Which of the lines below hold the word "RESPONSE"? Pull each of them out.

=== Data in this exercise ===
= Beginning of Section =

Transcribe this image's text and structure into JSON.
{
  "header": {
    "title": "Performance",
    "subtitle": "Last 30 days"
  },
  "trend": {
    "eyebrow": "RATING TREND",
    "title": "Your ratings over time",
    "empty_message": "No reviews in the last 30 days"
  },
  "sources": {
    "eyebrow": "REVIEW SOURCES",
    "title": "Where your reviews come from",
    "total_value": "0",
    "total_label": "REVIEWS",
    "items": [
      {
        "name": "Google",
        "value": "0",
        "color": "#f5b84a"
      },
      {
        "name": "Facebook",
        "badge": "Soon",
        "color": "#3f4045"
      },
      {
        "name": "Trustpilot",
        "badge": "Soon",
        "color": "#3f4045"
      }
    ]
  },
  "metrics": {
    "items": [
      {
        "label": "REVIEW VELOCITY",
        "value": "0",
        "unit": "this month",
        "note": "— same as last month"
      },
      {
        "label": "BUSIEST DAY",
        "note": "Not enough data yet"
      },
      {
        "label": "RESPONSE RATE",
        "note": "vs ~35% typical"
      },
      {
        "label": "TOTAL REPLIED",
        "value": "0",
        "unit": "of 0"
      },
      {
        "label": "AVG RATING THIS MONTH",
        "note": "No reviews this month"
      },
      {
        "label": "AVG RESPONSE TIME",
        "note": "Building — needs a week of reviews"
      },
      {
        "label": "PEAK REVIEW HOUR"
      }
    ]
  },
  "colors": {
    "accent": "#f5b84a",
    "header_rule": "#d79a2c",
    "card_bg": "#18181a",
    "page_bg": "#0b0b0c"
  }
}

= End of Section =

=== Result of the exercise ===
        "label": "RESPONSE RATE",
        "label": "AVG RESPONSE TIME",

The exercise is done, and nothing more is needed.